"Bucktown Stomp" is an adaptation of "Smoketown Strut" by blues guitar player Sylvester Weaver. The version of "Candy Man" here is based on the Reverend Gary Davis' version.

The title song "After the Ball" by Charles K. Harris was popularized in Oscar Hammerstein II and Jerome Kern's 1927 musical Show Boat.

Reception[edit]

Professional ratings
Review scores
Source Rating
Allmusic 2.5/5 stars[3]
Robert Christgau A− [4]
Allmusic 4.5/5 stars[5]

In his Allmusic review, critic Jeff Schwachter wrote "...the album suffers from too many mood swings. Individually, however, the tunes are strong and the arrangements very accessible and light." and "The album cover and even the selected tunes and titles are cuttingly funny, but the songs themselves are played warmly and delivered with care, heartfelt arrangements, and a slightly satirical sentimentality."[3]

Music critic Robert Christgau stated "I'd rather listen to this collection of standards and acoustic blues and rag inventions than any rock record this side of the Allmans and the New York Dolls. Conditionally guaranteed."[4]

In a review of the reissue, music critic Thom Jurek called it "...a more up-tempo affair steeped in the Delta blues and in wildly varying New Orleans and bluegrass music."[5]

Reissues[edit]

After the Ball was reissued along with Of Rivers and Religion on CD in 2003 by Warner Bros. Records.[5]

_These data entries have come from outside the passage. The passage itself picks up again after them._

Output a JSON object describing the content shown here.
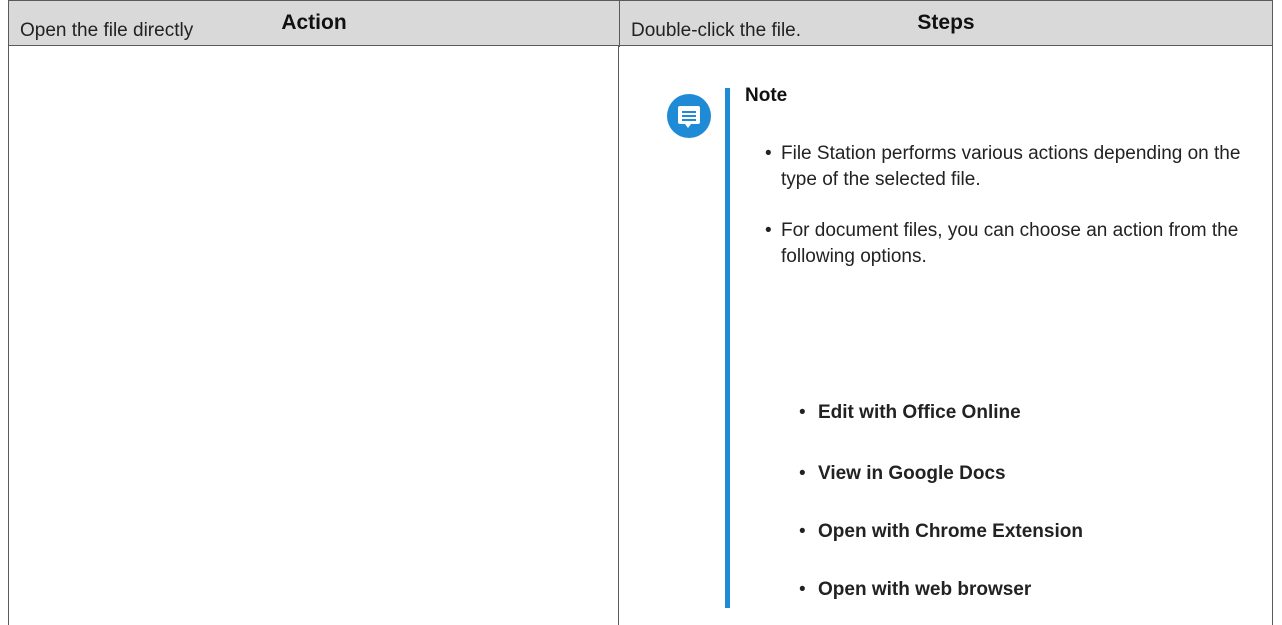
{
  "table": {
    "header": {
      "action": "Action",
      "steps": "Steps"
    },
    "row": {
      "action": "Open the file directly",
      "steps_intro": "Double-click the file.",
      "note": {
        "icon": "note-icon",
        "accent_color": "#1f8ad6",
        "title": "Note",
        "items": [
          "File Station performs various actions depending on the type of the selected file.",
          "For document files, you can choose an action from the following options."
        ],
        "options": [
          "Edit with Office Online",
          "View in Google Docs",
          "Open with Chrome Extension",
          "Open with web browser"
        ]
      }
    }
  }
}
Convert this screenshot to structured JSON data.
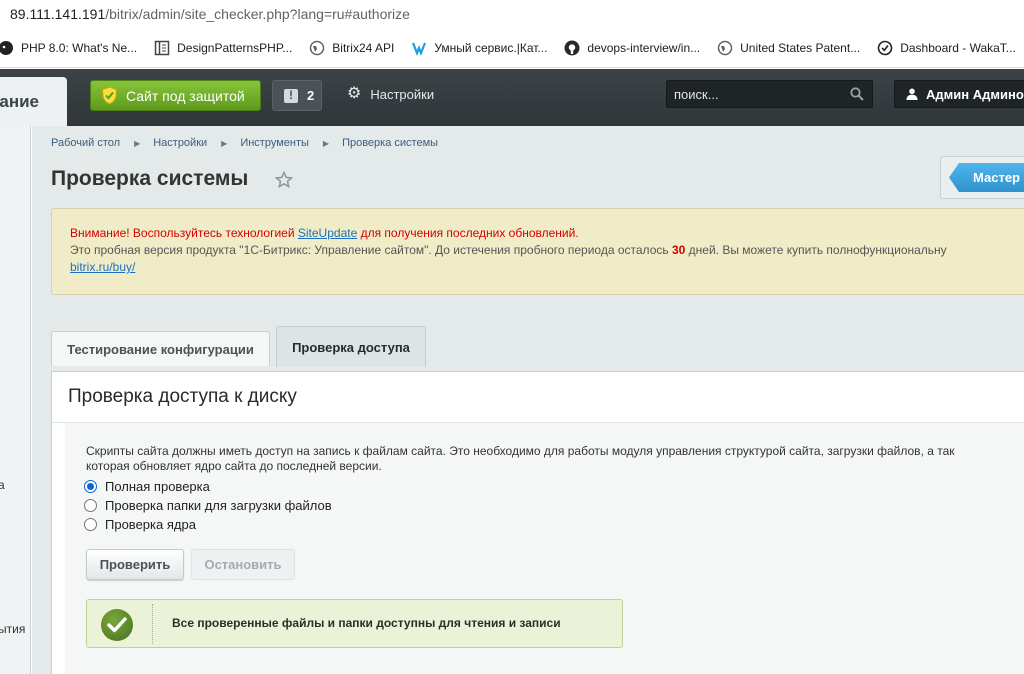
{
  "browser": {
    "address_host": "89.111.141.191",
    "address_path": "/bitrix/admin/site_checker.php?lang=ru#authorize",
    "bookmarks": [
      {
        "label": "PHP 8.0: What's Ne...",
        "icon": "elephant-icon"
      },
      {
        "label": "DesignPatternsPHP...",
        "icon": "book-icon"
      },
      {
        "label": "Bitrix24 API",
        "icon": "globe-icon"
      },
      {
        "label": "Умный сервис.|Кат...",
        "icon": "brand-icon"
      },
      {
        "label": "devops-interview/in...",
        "icon": "github-icon"
      },
      {
        "label": "United States Patent...",
        "icon": "globe-icon"
      },
      {
        "label": "Dashboard - WakaT...",
        "icon": "clock-icon"
      }
    ]
  },
  "topbar": {
    "title_fragment": "ание",
    "secure_label": "Сайт под защитой",
    "notifications_count": "2",
    "settings_label": "Настройки",
    "search_placeholder": "поиск...",
    "user_name": "Админ Админов"
  },
  "sidebar": {
    "fragments": [
      "а",
      "ытия"
    ]
  },
  "breadcrumb": [
    "Рабочий стол",
    "Настройки",
    "Инструменты",
    "Проверка системы"
  ],
  "page_title": "Проверка системы",
  "master_label": "Мастер",
  "notice": {
    "warning_before": "Внимание! Воспользуйтесь технологией ",
    "warning_link": "SiteUpdate",
    "warning_after": " для получения последних обновлений.",
    "info_before": "Это пробная версия продукта \"1С-Битрикс: Управление сайтом\". До истечения пробного периода осталось ",
    "info_days": "30",
    "info_after": " дней. Вы можете купить полнофункциональну",
    "buy_link": "bitrix.ru/buy/"
  },
  "tabs": [
    "Тестирование конфигурации",
    "Проверка доступа"
  ],
  "panel": {
    "title": "Проверка доступа к диску",
    "description_line1": "Скрипты сайта должны иметь доступ на запись к файлам сайта. Это необходимо для работы модуля управления структурой сайта, загрузки файлов, а так",
    "description_line2": "которая обновляет ядро сайта до последней версии.",
    "options": [
      "Полная проверка",
      "Проверка папки для загрузки файлов",
      "Проверка ядра"
    ],
    "selected_option": "Полная проверка",
    "check_button": "Проверить",
    "stop_button": "Остановить",
    "success_message": "Все проверенные файлы и папки доступны для чтения и записи"
  },
  "colors": {
    "accent_green": "#6aab22",
    "warning_red": "#d30000",
    "link_blue": "#1d6fbd",
    "master_blue": "#3aa3de"
  }
}
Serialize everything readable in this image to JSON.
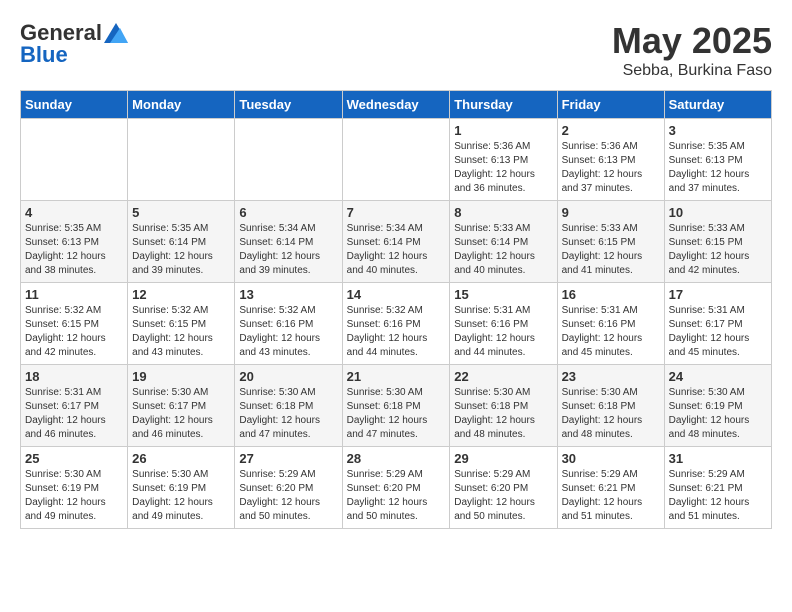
{
  "logo": {
    "general": "General",
    "blue": "Blue"
  },
  "title": "May 2025",
  "subtitle": "Sebba, Burkina Faso",
  "days_of_week": [
    "Sunday",
    "Monday",
    "Tuesday",
    "Wednesday",
    "Thursday",
    "Friday",
    "Saturday"
  ],
  "weeks": [
    [
      {
        "day": "",
        "info": ""
      },
      {
        "day": "",
        "info": ""
      },
      {
        "day": "",
        "info": ""
      },
      {
        "day": "",
        "info": ""
      },
      {
        "day": "1",
        "info": "Sunrise: 5:36 AM\nSunset: 6:13 PM\nDaylight: 12 hours\nand 36 minutes."
      },
      {
        "day": "2",
        "info": "Sunrise: 5:36 AM\nSunset: 6:13 PM\nDaylight: 12 hours\nand 37 minutes."
      },
      {
        "day": "3",
        "info": "Sunrise: 5:35 AM\nSunset: 6:13 PM\nDaylight: 12 hours\nand 37 minutes."
      }
    ],
    [
      {
        "day": "4",
        "info": "Sunrise: 5:35 AM\nSunset: 6:13 PM\nDaylight: 12 hours\nand 38 minutes."
      },
      {
        "day": "5",
        "info": "Sunrise: 5:35 AM\nSunset: 6:14 PM\nDaylight: 12 hours\nand 39 minutes."
      },
      {
        "day": "6",
        "info": "Sunrise: 5:34 AM\nSunset: 6:14 PM\nDaylight: 12 hours\nand 39 minutes."
      },
      {
        "day": "7",
        "info": "Sunrise: 5:34 AM\nSunset: 6:14 PM\nDaylight: 12 hours\nand 40 minutes."
      },
      {
        "day": "8",
        "info": "Sunrise: 5:33 AM\nSunset: 6:14 PM\nDaylight: 12 hours\nand 40 minutes."
      },
      {
        "day": "9",
        "info": "Sunrise: 5:33 AM\nSunset: 6:15 PM\nDaylight: 12 hours\nand 41 minutes."
      },
      {
        "day": "10",
        "info": "Sunrise: 5:33 AM\nSunset: 6:15 PM\nDaylight: 12 hours\nand 42 minutes."
      }
    ],
    [
      {
        "day": "11",
        "info": "Sunrise: 5:32 AM\nSunset: 6:15 PM\nDaylight: 12 hours\nand 42 minutes."
      },
      {
        "day": "12",
        "info": "Sunrise: 5:32 AM\nSunset: 6:15 PM\nDaylight: 12 hours\nand 43 minutes."
      },
      {
        "day": "13",
        "info": "Sunrise: 5:32 AM\nSunset: 6:16 PM\nDaylight: 12 hours\nand 43 minutes."
      },
      {
        "day": "14",
        "info": "Sunrise: 5:32 AM\nSunset: 6:16 PM\nDaylight: 12 hours\nand 44 minutes."
      },
      {
        "day": "15",
        "info": "Sunrise: 5:31 AM\nSunset: 6:16 PM\nDaylight: 12 hours\nand 44 minutes."
      },
      {
        "day": "16",
        "info": "Sunrise: 5:31 AM\nSunset: 6:16 PM\nDaylight: 12 hours\nand 45 minutes."
      },
      {
        "day": "17",
        "info": "Sunrise: 5:31 AM\nSunset: 6:17 PM\nDaylight: 12 hours\nand 45 minutes."
      }
    ],
    [
      {
        "day": "18",
        "info": "Sunrise: 5:31 AM\nSunset: 6:17 PM\nDaylight: 12 hours\nand 46 minutes."
      },
      {
        "day": "19",
        "info": "Sunrise: 5:30 AM\nSunset: 6:17 PM\nDaylight: 12 hours\nand 46 minutes."
      },
      {
        "day": "20",
        "info": "Sunrise: 5:30 AM\nSunset: 6:18 PM\nDaylight: 12 hours\nand 47 minutes."
      },
      {
        "day": "21",
        "info": "Sunrise: 5:30 AM\nSunset: 6:18 PM\nDaylight: 12 hours\nand 47 minutes."
      },
      {
        "day": "22",
        "info": "Sunrise: 5:30 AM\nSunset: 6:18 PM\nDaylight: 12 hours\nand 48 minutes."
      },
      {
        "day": "23",
        "info": "Sunrise: 5:30 AM\nSunset: 6:18 PM\nDaylight: 12 hours\nand 48 minutes."
      },
      {
        "day": "24",
        "info": "Sunrise: 5:30 AM\nSunset: 6:19 PM\nDaylight: 12 hours\nand 48 minutes."
      }
    ],
    [
      {
        "day": "25",
        "info": "Sunrise: 5:30 AM\nSunset: 6:19 PM\nDaylight: 12 hours\nand 49 minutes."
      },
      {
        "day": "26",
        "info": "Sunrise: 5:30 AM\nSunset: 6:19 PM\nDaylight: 12 hours\nand 49 minutes."
      },
      {
        "day": "27",
        "info": "Sunrise: 5:29 AM\nSunset: 6:20 PM\nDaylight: 12 hours\nand 50 minutes."
      },
      {
        "day": "28",
        "info": "Sunrise: 5:29 AM\nSunset: 6:20 PM\nDaylight: 12 hours\nand 50 minutes."
      },
      {
        "day": "29",
        "info": "Sunrise: 5:29 AM\nSunset: 6:20 PM\nDaylight: 12 hours\nand 50 minutes."
      },
      {
        "day": "30",
        "info": "Sunrise: 5:29 AM\nSunset: 6:21 PM\nDaylight: 12 hours\nand 51 minutes."
      },
      {
        "day": "31",
        "info": "Sunrise: 5:29 AM\nSunset: 6:21 PM\nDaylight: 12 hours\nand 51 minutes."
      }
    ]
  ]
}
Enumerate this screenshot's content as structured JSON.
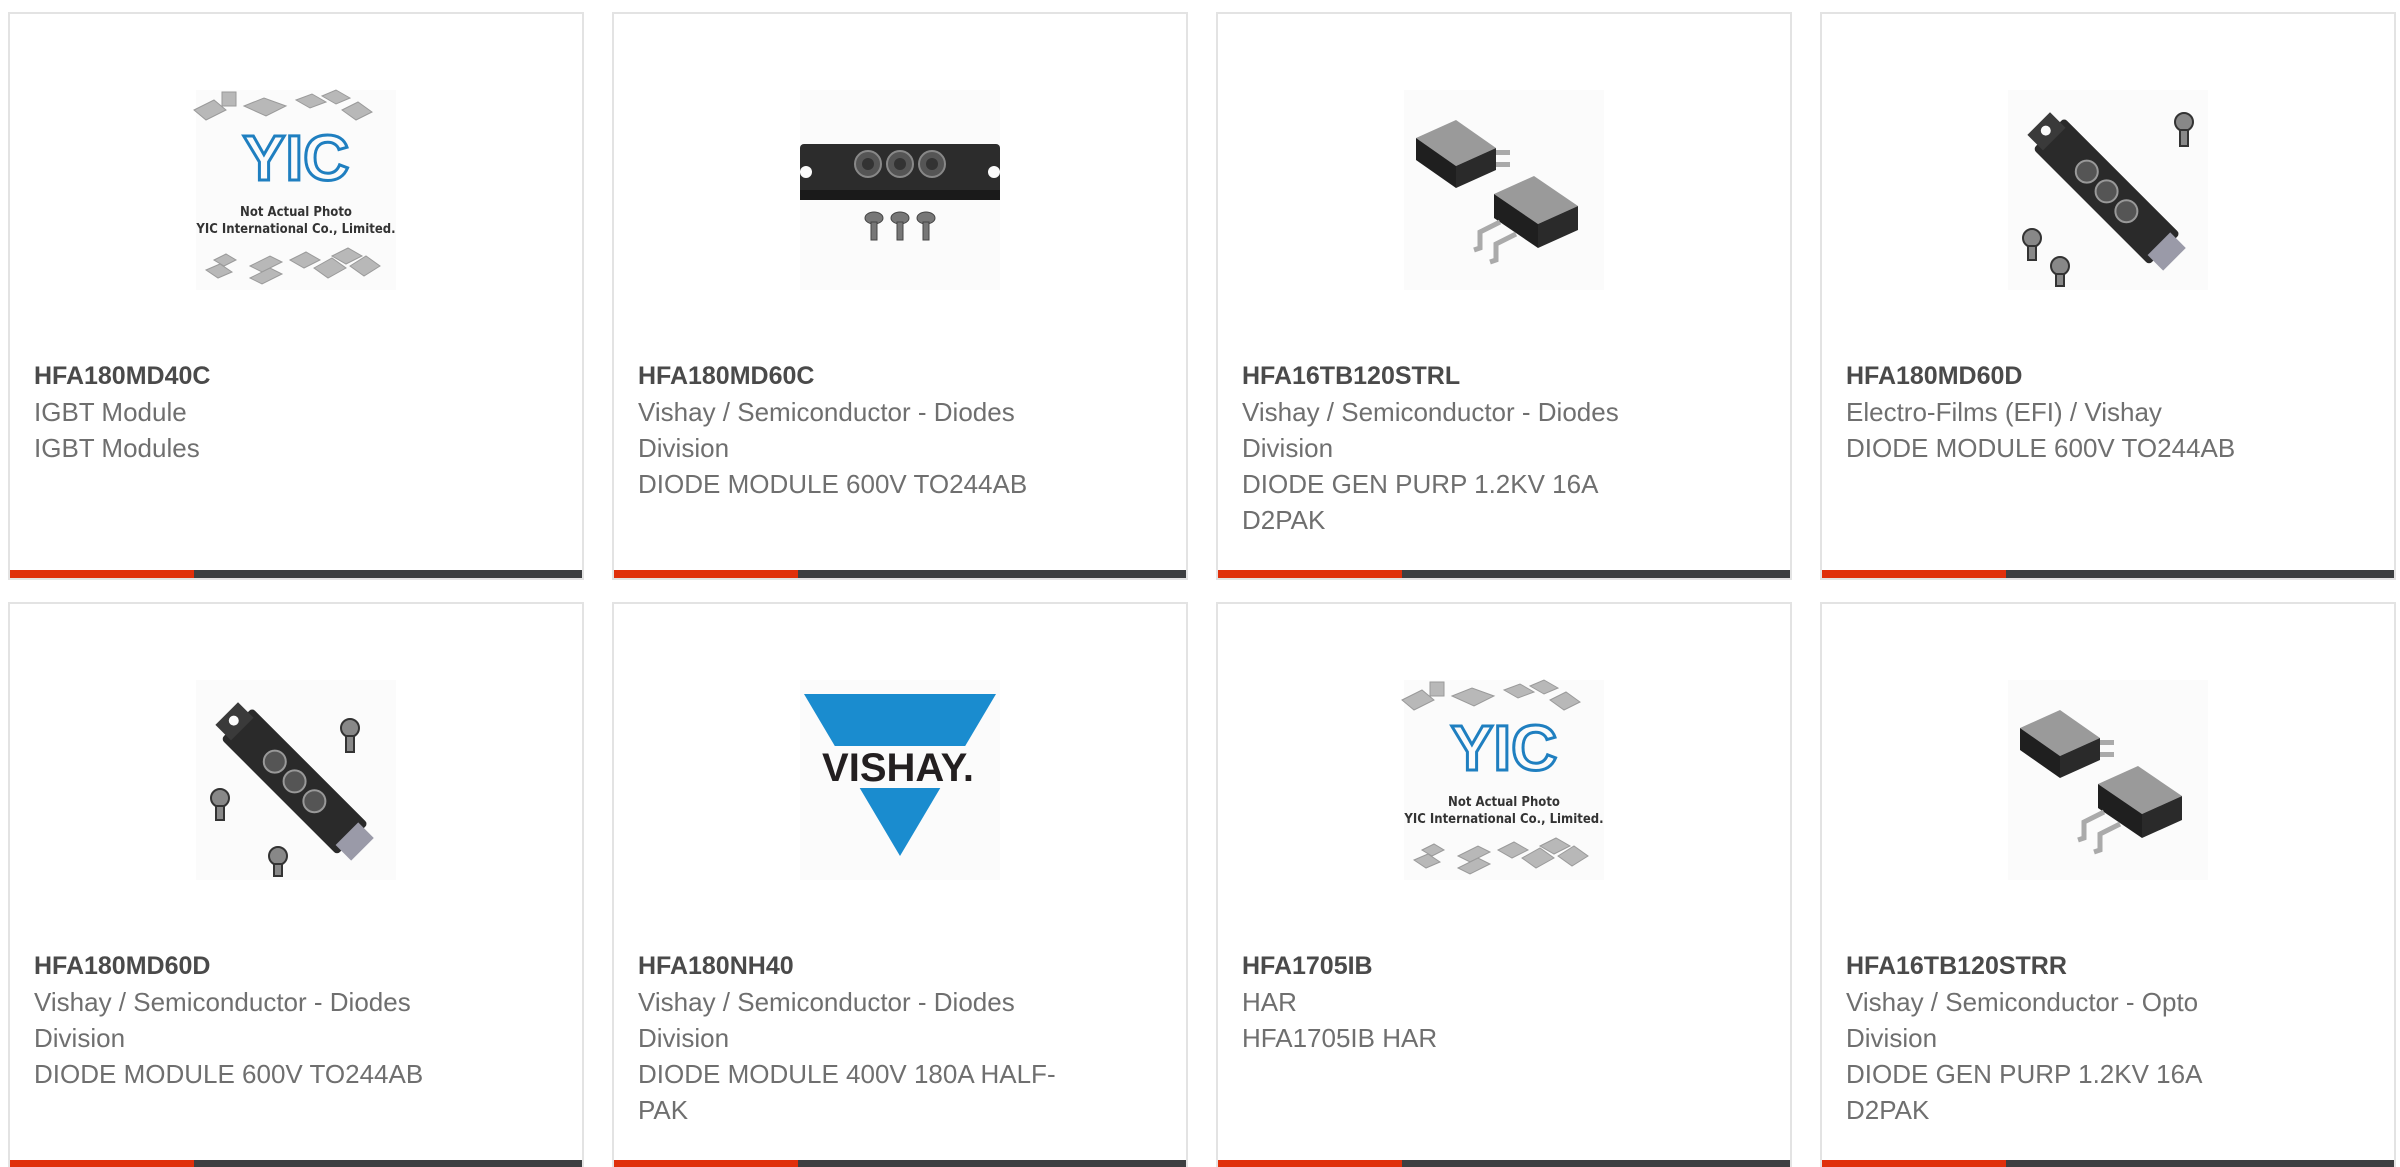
{
  "products": [
    {
      "part_number": "HFA180MD40C",
      "manufacturer": "IGBT Module",
      "description": "IGBT Modules",
      "image": "yic-not-actual-photo"
    },
    {
      "part_number": "HFA180MD60C",
      "manufacturer": "Vishay / Semiconductor - Diodes Division",
      "description": "DIODE MODULE 600V TO244AB",
      "image": "diode-module-horizontal"
    },
    {
      "part_number": "HFA16TB120STRL",
      "manufacturer": "Vishay / Semiconductor - Diodes Division",
      "description": "DIODE GEN PURP 1.2KV 16A D2PAK",
      "image": "d2pak-package"
    },
    {
      "part_number": "HFA180MD60D",
      "manufacturer": "Electro-Films (EFI) / Vishay",
      "description": "DIODE MODULE 600V TO244AB",
      "image": "diode-module-diagonal"
    },
    {
      "part_number": "HFA180MD60D",
      "manufacturer": "Vishay / Semiconductor - Diodes Division",
      "description": "DIODE MODULE 600V TO244AB",
      "image": "diode-module-diagonal"
    },
    {
      "part_number": "HFA180NH40",
      "manufacturer": "Vishay / Semiconductor - Diodes Division",
      "description": "DIODE MODULE 400V 180A HALF-PAK",
      "image": "vishay-logo"
    },
    {
      "part_number": "HFA1705IB",
      "manufacturer": "HAR",
      "description": "HFA1705IB HAR",
      "image": "yic-not-actual-photo"
    },
    {
      "part_number": "HFA16TB120STRR",
      "manufacturer": "Vishay / Semiconductor - Opto Division",
      "description": "DIODE GEN PURP 1.2KV 16A D2PAK",
      "image": "d2pak-package"
    }
  ],
  "yic": {
    "line1": "Not Actual Photo",
    "line2": "YIC International Co., Limited.",
    "logo": "YIC"
  },
  "vishay": {
    "logo": "VISHAY."
  },
  "colors": {
    "accent": "#e0300b",
    "bar": "#3d3f41",
    "border": "#e3e3e3",
    "yic_blue": "#1f7fc0",
    "vishay_blue": "#1a8ccf"
  }
}
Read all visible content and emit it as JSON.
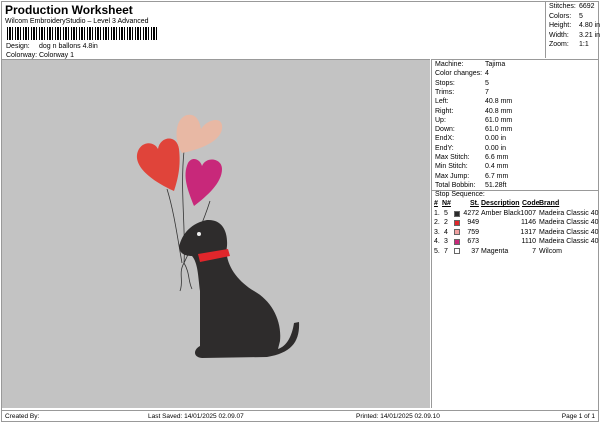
{
  "header": {
    "title": "Production Worksheet",
    "subtitle": "Wilcom EmbroideryStudio – Level 3 Advanced",
    "design_label": "Design:",
    "design_value": "dog n ballons 4.8in",
    "colorway_label": "Colorway:",
    "colorway_value": "Colorway 1"
  },
  "stats": [
    {
      "k": "Stitches:",
      "v": "6692"
    },
    {
      "k": "Colors:",
      "v": "5"
    },
    {
      "k": "Height:",
      "v": "4.80 in"
    },
    {
      "k": "Width:",
      "v": "3.21 in"
    },
    {
      "k": "Zoom:",
      "v": "1:1"
    }
  ],
  "details": [
    {
      "k": "Machine:",
      "v": "Tajima"
    },
    {
      "k": "Color changes:",
      "v": "4"
    },
    {
      "k": "Stops:",
      "v": "5"
    },
    {
      "k": "Trims:",
      "v": "7"
    },
    {
      "k": "Left:",
      "v": "40.8 mm"
    },
    {
      "k": "Right:",
      "v": "40.8 mm"
    },
    {
      "k": "Up:",
      "v": "61.0 mm"
    },
    {
      "k": "Down:",
      "v": "61.0 mm"
    },
    {
      "k": "EndX:",
      "v": "0.00 in"
    },
    {
      "k": "EndY:",
      "v": "0.00 in"
    },
    {
      "k": "Max Stitch:",
      "v": "6.6 mm"
    },
    {
      "k": "Min Stitch:",
      "v": "0.4 mm"
    },
    {
      "k": "Max Jump:",
      "v": "6.7 mm"
    },
    {
      "k": "Total Bobbin:",
      "v": "51.28ft"
    }
  ],
  "stop_sequence": {
    "label": "Stop Sequence:",
    "headers": [
      "#",
      "N#",
      "St.",
      "Description",
      "Code",
      "Brand"
    ],
    "rows": [
      {
        "n": "1.",
        "nn": "5",
        "color": "#2b2b2b",
        "st": "4272",
        "desc": "Amber Black",
        "code": "1007",
        "brand": "Madeira Classic 40"
      },
      {
        "n": "2.",
        "nn": "2",
        "color": "#e0262b",
        "st": "949",
        "desc": "",
        "code": "1146",
        "brand": "Madeira Classic 40"
      },
      {
        "n": "3.",
        "nn": "4",
        "color": "#f0a0a0",
        "st": "759",
        "desc": "",
        "code": "1317",
        "brand": "Madeira Classic 40"
      },
      {
        "n": "4.",
        "nn": "3",
        "color": "#c8287a",
        "st": "673",
        "desc": "",
        "code": "1110",
        "brand": "Madeira Classic 40"
      },
      {
        "n": "5.",
        "nn": "7",
        "color": "#ffffff",
        "st": "37",
        "desc": "Magenta",
        "code": "7",
        "brand": "Wilcom"
      }
    ]
  },
  "footer": {
    "created": "Created By:",
    "saved": "Last Saved: 14/01/2025 02.09.07",
    "printed": "Printed: 14/01/2025 02.09.10",
    "page": "Page 1 of 1"
  },
  "colors": {
    "canvas": "#c3c3c3",
    "dog": "#2e2c2c",
    "collar": "#e0262b",
    "heart_red": "#e0443a",
    "heart_peach": "#e8b8a4",
    "heart_pink": "#c8287a"
  }
}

Track listing[edit]

Side One

  1. "Horses" (Fahey) – 2:07
  2. "New Orleans Shuffle" (Bill Whitmore) – 3:17
  3. "Beverly" (Fahey) – 4:48
  4. "Om Shanthi Norris" (Fahey) – 5:49

Side Two

  1. "I Wish I Knew How It Would Feel to Be Free" (Billy Taylor, Dick Dallas, Fahey) – 2:35
  2. "When You Wore a Tulip (And I Wore a Big Red Rose)" (Percy Wenrich, Jack Mahoney) – 2:33
  3. "Hawaiian Two-Step" (Fahey) – 2:39
  4. "Bucktown Stomp" (Fahey) – 2:14
  5. "Candy Man" (Reverend Gary Davis) – 1:26
  6. "After the Ball" (Charles K. Harris, Oscar Hammerstein II, Jerome Kern) – 3:39

Personnel[edit]

  • John Fahey – guitar
  • Chris Darrow – guitar, fiddle
  • Joel Druckman – double bass
  • Dick Cary – piano, horn
  • Joe Darensbourg – clarinet
  • Jack Feierman – trumpet
  • Peter Jameson – guitar
  • John Rotella – saxophone
  • Allen Reuse – banjo, mandolin, ukulele
  • Britt Woodman – trombone

Production notes

  • John Fahey – producer
  • Denny Bruce – producer
  • Jack Feierman – arranger
  • Doug Decker – engineer
  • Richie Unterberger – reissue liner notes
  • Sherman Weisburg – photography

References[edit]

  1. ^ a b Unterberger, Richie. "Of Rivers and Religion 2001 reissue liner notes". Archived from the original on 18 March 2009. Retrieved March 2009. 
  2. ^ Pouncey, Edwin (August 1998). "Blood on the Frets". The Wire (174). Retrieved March 15, 2010. 
  3. ^ a b Schwachter, Jeff. "After the Ball > Review". Allmusic. Retrieved March 2009. 
  4. ^ a b Christgau, Robert. "After the Ball > Review". Retrieved March 4, 2010. 
  5. ^ a b c Jurek, Thom. "Of Rivers and Religion/After the Ball > Review". Allmusic. Retrieved March 2009.